## HOW TO COMPLETE THIS TASK
Identify all lines in the listing that include the word "icon", and copy them out.

=== Begin Enclosure ===

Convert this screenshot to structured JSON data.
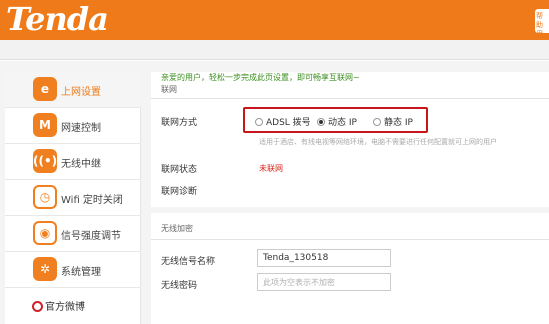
{
  "header": {
    "logo": "Tenda",
    "help_label": "帮助 用户"
  },
  "sidebar": {
    "items": [
      {
        "label": "上网设置",
        "icon": "e-globe-icon"
      },
      {
        "label": "网速控制",
        "icon": "speed-m-icon"
      },
      {
        "label": "无线中继",
        "icon": "relay-icon"
      },
      {
        "label": "Wifi 定时关闭",
        "icon": "timer-icon"
      },
      {
        "label": "信号强度调节",
        "icon": "signal-icon"
      },
      {
        "label": "系统管理",
        "icon": "gear-icon"
      }
    ],
    "weibo_label": "官方微博"
  },
  "main": {
    "welcome": "亲爱的用户，轻松一步完成此页设置，即可畅享互联网~",
    "internet": {
      "section_title": "联网",
      "mode_label": "联网方式",
      "modes": [
        {
          "label": "ADSL 拨号",
          "checked": false
        },
        {
          "label": "动态 IP",
          "checked": true
        },
        {
          "label": "静态 IP",
          "checked": false
        }
      ],
      "hint": "适用于酒店、有线电视等网络环境，电脑不需要进行任何配置就可上网的用户",
      "status_label": "联网状态",
      "status_value": "未联网",
      "diag_label": "联网诊断"
    },
    "wireless": {
      "section_title": "无线加密",
      "ssid_label": "无线信号名称",
      "ssid_value": "Tenda_130518",
      "password_label": "无线密码",
      "password_placeholder": "此项为空表示不加密"
    }
  },
  "colors": {
    "brand_orange": "#ee7a1a",
    "highlight_red": "#c4161c",
    "status_red": "#d9261c",
    "welcome_green": "#3a8e1f"
  }
}
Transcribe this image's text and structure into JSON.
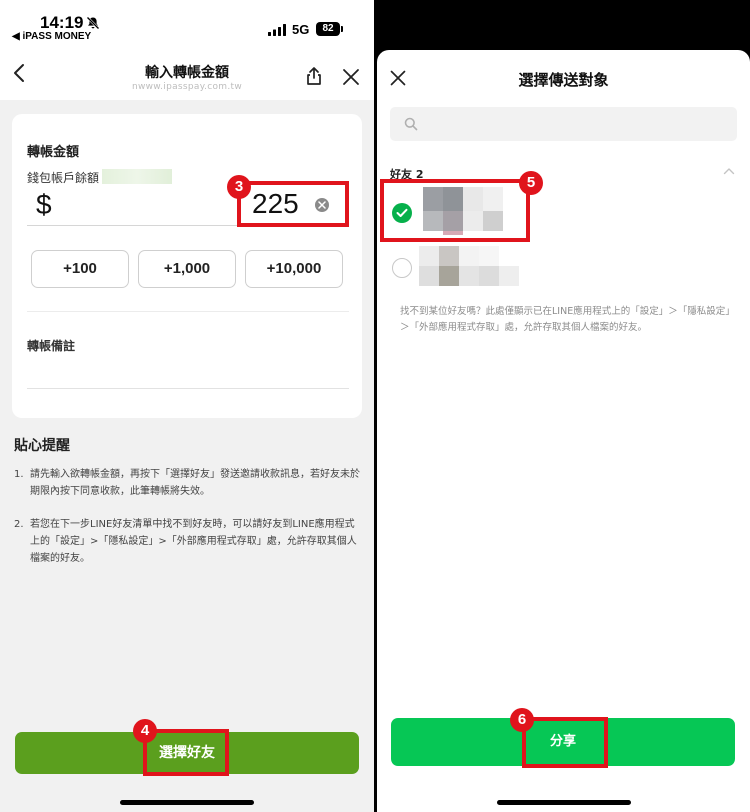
{
  "left": {
    "status_bar": {
      "time": "14:19",
      "back_app": "◀ iPASS MONEY",
      "network": "5G",
      "battery": "82"
    },
    "nav": {
      "title": "輸入轉帳金額",
      "url": "nwww.ipasspay.com.tw"
    },
    "form": {
      "amount_label": "轉帳金額",
      "balance_label": "錢包帳戶餘額",
      "currency": "$",
      "amount_value": "225",
      "quick_buttons": [
        "+100",
        "+1,000",
        "+10,000"
      ],
      "memo_label": "轉帳備註"
    },
    "tips": {
      "title": "貼心提醒",
      "items": [
        {
          "num": "1.",
          "text": "請先輸入欲轉帳金額，再按下「選擇好友」發送邀請收款訊息，若好友未於期限內按下同意收款，此筆轉帳將失效。"
        },
        {
          "num": "2.",
          "text": "若您在下一步LINE好友清單中找不到好友時，可以請好友到LINE應用程式上的「設定」>「隱私設定」>「外部應用程式存取」處，允許存取其個人檔案的好友。"
        }
      ]
    },
    "primary_button": "選擇好友"
  },
  "right": {
    "title": "選擇傳送對象",
    "search_placeholder": "",
    "group_label": "好友 2",
    "note": "找不到某位好友嗎？此處僅顯示已在LINE應用程式上的「設定」＞「隱私設定」＞「外部應用程式存取」處，允許存取其個人檔案的好友。",
    "share_button": "分享"
  },
  "annotations": {
    "step_amount": "3",
    "step_choose": "4",
    "step_friend": "5",
    "step_share": "6"
  },
  "colors": {
    "primary_green": "#5b9f1e",
    "line_green": "#06c755",
    "highlight_red": "#e0141c"
  }
}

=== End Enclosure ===

## SOLUTION FOR THIS TASK
        "icon": "e-globe-icon"
        "icon": "speed-m-icon"
        "icon": "relay-icon"
        "icon": "timer-icon"
        "icon": "signal-icon"
        "icon": "gear-icon"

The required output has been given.